**PROBLEM:** The reply must return each line of the data exactly.

(Dataset rows describing interfaces)
....

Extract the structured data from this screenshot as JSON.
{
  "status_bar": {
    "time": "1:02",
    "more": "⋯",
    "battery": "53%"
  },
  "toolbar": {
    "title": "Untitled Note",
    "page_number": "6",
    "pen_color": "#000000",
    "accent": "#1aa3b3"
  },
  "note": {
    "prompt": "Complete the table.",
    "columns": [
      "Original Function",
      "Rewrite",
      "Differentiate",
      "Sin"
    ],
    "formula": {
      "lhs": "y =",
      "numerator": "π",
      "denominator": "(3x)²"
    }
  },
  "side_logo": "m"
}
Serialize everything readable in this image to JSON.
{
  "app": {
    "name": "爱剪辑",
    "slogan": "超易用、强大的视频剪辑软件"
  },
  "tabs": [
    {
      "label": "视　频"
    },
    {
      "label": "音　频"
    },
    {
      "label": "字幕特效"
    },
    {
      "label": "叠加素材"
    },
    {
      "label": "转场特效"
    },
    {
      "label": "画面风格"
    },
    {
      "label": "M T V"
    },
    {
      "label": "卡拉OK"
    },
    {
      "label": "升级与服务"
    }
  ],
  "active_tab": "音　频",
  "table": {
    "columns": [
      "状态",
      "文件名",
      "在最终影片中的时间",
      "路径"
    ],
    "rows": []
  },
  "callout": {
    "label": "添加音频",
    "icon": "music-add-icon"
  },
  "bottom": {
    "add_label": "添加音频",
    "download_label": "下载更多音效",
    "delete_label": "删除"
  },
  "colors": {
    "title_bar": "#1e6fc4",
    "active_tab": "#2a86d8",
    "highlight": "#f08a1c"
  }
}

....

**RESULT OF THIS TASK:**
Extract the structured data from this screenshot as JSON.
{
  "status_bar": {
    "time": "1:02",
    "more": "⋯",
    "battery": "53%"
  },
  "toolbar": {
    "title": "Untitled Note",
    "page_number": "6",
    "pen_color": "#000000",
    "accent": "#1aa3b3"
  },
  "note": {
    "prompt": "Complete the table.",
    "columns": [
      "Original Function",
      "Rewrite",
      "Differentiate",
      "Sin"
    ],
    "formula": {
      "lhs": "y =",
      "numerator": "π",
      "denominator": "(3x)²"
    }
  },
  "side_logo": "m"
}
Serialize everything readable in this image to JSON.
{
  "app": {
    "name": "爱剪辑",
    "slogan": "超易用、强大的视频剪辑软件"
  },
  "tabs": [
    {
      "label": "视　频"
    },
    {
      "label": "音　频"
    },
    {
      "label": "字幕特效"
    },
    {
      "label": "叠加素材"
    },
    {
      "label": "转场特效"
    },
    {
      "label": "画面风格"
    },
    {
      "label": "M T V"
    },
    {
      "label": "卡拉OK"
    },
    {
      "label": "升级与服务"
    }
  ],
  "active_tab": "音　频",
  "table": {
    "columns": [
      "状态",
      "文件名",
      "在最终影片中的时间",
      "路径"
    ],
    "rows": []
  },
  "callout": {
    "label": "添加音频",
    "icon": "music-add-icon"
  },
  "bottom": {
    "add_label": "添加音频",
    "download_label": "下载更多音效",
    "delete_label": "删除"
  },
  "colors": {
    "title_bar": "#1e6fc4",
    "active_tab": "#2a86d8",
    "highlight": "#f08a1c"
  }
}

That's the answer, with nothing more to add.